m4s0n501 Title: Lives in Ruins: Archaeologists and the Seductive Lure of Human Rubble Author: Marilyn Johnson ISBN: 9780062127181 No. of Pages: 288 Genre: Nonfiction Origins: Harper Books Release Date: 11 November 2014 Bottom Line: Truly excellent Synopsis: “Pompeii, Machu Picchu, the Valley of the Kings, the Parthenon—the names of these legendary archaeological sites conjure up…

Share and Enjoy

  • Facebook
  • Twitter
  • Pinterest
  • Google Plus
  • Tumblr
  • StumbleUpon
  • Add to favorites
  • Email
  • RSS

Book Review – Citizens Creek by Lalita Tademy

Citizens Creek by Lalita Tademy

Title: Citizens Creek Author: Lalita Tademy ISBN: 9781476753034 No. of Pages: 432 Genre: Historical Fiction Origins: Atria Publishing Release Date: 4 November 2014 Bottom Line: Fascinating piece of history Synopsis: “Cow Tom, born into slavery in Alabama in 1810 and sold to a Creek Indian chief before his tenth birthday, possessed an extraordinary gift: the…

Share and Enjoy

  • Facebook
  • Twitter
  • Pinterest
  • Google Plus
  • Tumblr
  • StumbleUpon
  • Add to favorites
  • Email
  • RSS

It’s Monday, November 10th! What Are You Reading?

What Are You Reading?

Hosted by Sheila from Book Journey, this is a weekly event to share what we’ve read in the past week and what we hope to read, plus whatever else comes to mind.
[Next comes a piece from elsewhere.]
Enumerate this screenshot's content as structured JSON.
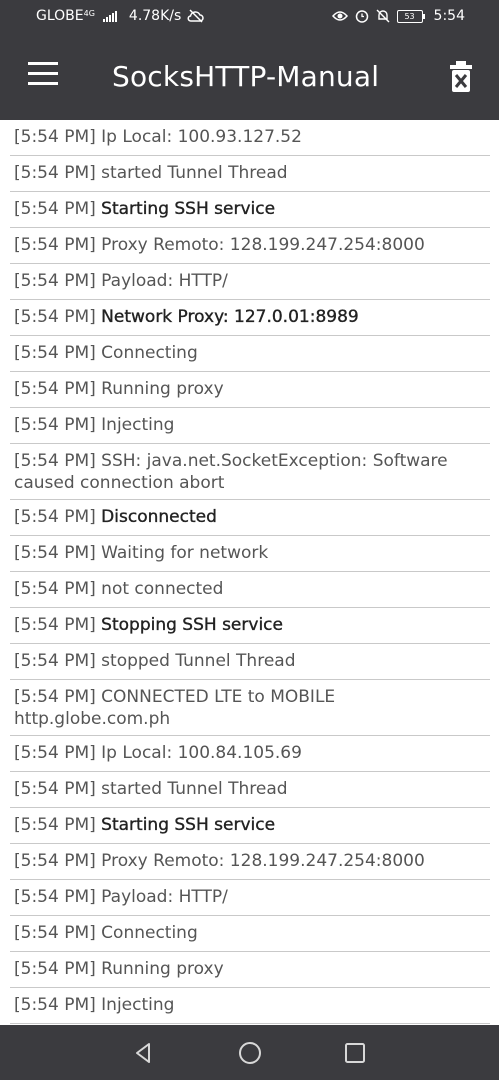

Finished Last Week: Did Not Finish: I used to love the Jack Ryan series when I was younger. There was something about how…

Share and Enjoy

  • Facebook
  • Twitter
  • Pinterest
  • Google Plus
  • Tumblr
  • StumbleUpon
  • Add to favorites
  • Email
  • RSS